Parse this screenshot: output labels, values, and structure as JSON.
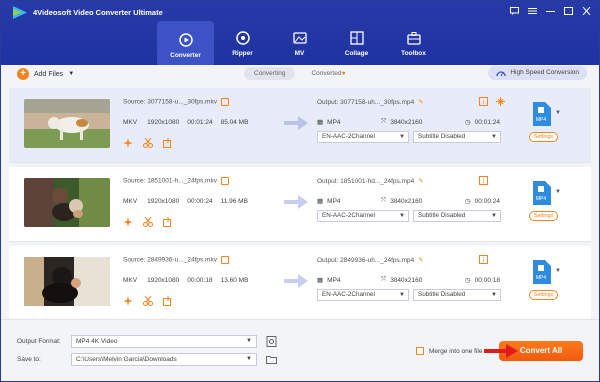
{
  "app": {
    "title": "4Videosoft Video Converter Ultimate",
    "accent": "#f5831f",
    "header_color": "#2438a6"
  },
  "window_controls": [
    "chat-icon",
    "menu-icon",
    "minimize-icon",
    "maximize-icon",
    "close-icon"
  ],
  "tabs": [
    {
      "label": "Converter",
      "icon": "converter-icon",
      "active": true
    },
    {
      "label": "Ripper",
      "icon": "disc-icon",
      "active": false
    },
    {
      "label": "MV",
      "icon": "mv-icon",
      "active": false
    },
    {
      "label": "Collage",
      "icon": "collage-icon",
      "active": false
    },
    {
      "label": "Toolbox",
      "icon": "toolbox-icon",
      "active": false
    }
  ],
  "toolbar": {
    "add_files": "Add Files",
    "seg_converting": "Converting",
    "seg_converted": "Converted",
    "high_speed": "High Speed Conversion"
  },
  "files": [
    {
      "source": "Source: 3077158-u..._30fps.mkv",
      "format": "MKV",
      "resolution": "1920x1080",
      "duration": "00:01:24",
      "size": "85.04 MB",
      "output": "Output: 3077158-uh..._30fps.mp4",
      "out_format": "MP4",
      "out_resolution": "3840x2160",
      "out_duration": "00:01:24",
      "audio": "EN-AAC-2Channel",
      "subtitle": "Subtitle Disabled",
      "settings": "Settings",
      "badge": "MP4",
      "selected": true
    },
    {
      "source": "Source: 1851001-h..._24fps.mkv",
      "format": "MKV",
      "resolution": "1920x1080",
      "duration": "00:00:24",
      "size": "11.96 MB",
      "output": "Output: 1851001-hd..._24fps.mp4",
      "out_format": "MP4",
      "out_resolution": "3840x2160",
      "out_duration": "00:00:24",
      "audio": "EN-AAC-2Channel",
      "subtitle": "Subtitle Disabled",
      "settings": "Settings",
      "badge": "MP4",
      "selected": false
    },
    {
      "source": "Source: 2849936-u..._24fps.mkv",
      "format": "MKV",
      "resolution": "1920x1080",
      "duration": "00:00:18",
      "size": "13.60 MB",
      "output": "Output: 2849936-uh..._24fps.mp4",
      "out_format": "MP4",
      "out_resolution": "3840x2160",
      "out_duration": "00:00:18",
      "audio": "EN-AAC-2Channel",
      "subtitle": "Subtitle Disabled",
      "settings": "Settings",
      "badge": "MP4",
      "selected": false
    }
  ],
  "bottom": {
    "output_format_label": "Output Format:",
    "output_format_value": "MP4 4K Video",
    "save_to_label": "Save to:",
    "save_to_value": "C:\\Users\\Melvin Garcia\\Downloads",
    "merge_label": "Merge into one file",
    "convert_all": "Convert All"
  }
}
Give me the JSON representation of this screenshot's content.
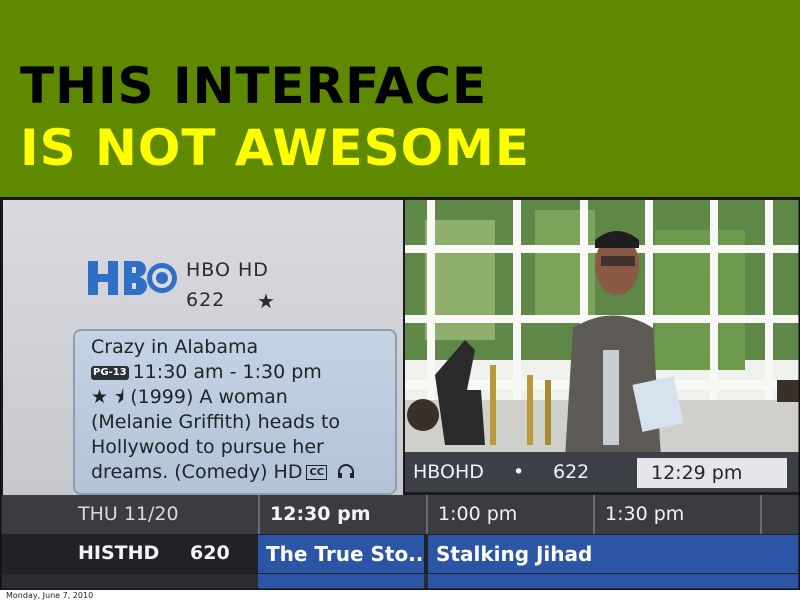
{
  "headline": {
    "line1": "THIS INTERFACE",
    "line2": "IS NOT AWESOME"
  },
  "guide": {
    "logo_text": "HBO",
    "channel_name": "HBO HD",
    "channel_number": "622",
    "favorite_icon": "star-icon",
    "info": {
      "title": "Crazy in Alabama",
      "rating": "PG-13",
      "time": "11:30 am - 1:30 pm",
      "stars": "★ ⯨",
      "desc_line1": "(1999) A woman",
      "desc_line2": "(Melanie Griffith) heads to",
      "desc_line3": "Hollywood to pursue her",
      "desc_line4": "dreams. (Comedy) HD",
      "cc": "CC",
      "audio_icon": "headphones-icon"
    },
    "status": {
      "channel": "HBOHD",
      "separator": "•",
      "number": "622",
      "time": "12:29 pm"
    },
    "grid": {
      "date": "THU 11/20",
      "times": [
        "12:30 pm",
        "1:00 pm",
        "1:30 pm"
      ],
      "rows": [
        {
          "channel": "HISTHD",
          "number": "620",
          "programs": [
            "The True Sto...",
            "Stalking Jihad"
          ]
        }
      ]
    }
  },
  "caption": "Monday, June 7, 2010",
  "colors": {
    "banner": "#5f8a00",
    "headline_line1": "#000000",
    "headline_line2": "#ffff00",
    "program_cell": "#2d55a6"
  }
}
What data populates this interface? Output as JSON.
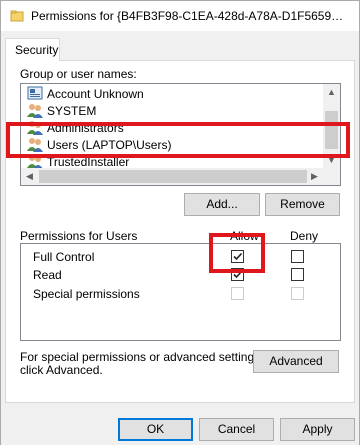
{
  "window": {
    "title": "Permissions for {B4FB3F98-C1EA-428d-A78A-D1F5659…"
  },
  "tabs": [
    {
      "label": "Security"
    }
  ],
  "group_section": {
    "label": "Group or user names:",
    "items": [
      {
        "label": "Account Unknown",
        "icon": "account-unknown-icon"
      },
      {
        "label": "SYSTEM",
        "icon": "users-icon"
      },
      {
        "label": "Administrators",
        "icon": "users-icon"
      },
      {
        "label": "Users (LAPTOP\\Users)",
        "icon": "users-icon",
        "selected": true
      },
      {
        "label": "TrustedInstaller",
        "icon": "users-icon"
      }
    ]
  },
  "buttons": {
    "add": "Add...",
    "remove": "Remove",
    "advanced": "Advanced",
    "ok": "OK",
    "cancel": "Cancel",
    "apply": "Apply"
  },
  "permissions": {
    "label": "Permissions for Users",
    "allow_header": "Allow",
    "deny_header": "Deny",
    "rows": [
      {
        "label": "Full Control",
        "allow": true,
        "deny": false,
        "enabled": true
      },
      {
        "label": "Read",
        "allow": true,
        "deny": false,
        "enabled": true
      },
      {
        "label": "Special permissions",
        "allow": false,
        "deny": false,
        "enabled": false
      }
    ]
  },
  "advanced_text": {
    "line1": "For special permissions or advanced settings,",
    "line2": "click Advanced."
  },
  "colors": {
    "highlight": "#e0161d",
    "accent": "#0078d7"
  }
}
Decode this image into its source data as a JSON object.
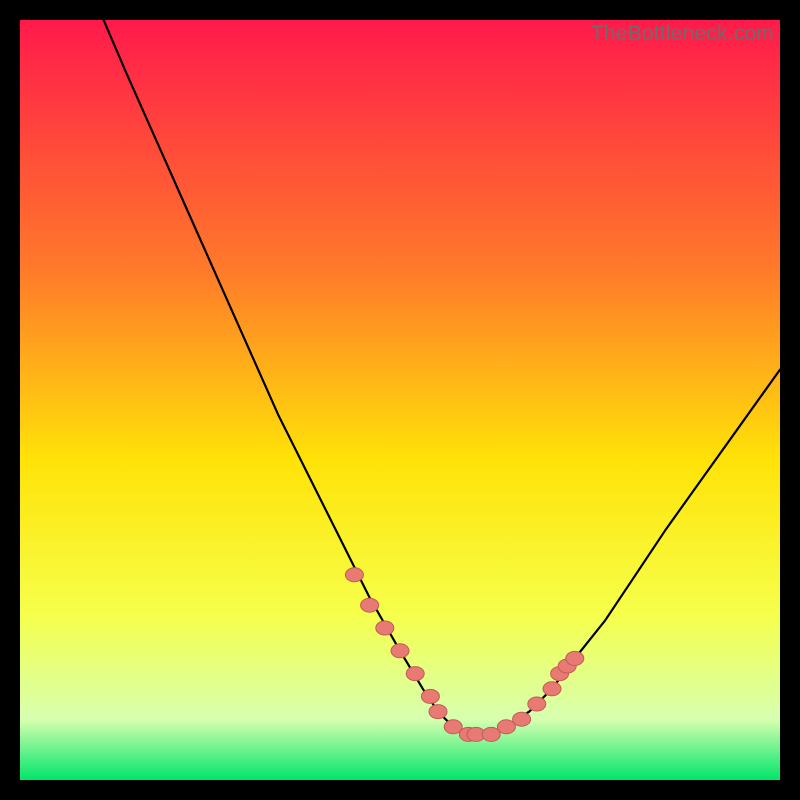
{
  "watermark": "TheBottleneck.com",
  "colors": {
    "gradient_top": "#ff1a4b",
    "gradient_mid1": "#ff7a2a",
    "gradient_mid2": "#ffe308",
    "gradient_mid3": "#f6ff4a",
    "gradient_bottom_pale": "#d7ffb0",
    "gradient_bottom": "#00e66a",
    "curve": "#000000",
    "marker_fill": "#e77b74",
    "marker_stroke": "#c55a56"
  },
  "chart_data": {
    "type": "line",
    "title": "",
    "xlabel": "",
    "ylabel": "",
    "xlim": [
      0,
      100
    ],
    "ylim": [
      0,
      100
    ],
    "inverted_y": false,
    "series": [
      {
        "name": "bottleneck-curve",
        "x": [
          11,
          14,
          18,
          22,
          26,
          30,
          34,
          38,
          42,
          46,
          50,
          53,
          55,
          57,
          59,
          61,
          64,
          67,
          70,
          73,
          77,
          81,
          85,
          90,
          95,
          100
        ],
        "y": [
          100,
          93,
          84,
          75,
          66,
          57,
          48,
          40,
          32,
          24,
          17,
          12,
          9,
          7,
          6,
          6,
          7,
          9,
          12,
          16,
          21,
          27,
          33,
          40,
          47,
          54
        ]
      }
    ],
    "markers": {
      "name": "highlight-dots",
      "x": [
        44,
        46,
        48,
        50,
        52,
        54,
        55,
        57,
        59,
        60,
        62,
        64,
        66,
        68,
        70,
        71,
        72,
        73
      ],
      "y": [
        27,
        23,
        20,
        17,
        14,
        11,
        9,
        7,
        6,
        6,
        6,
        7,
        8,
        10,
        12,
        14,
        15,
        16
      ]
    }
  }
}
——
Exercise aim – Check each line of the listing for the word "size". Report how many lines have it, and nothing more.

Response box – 3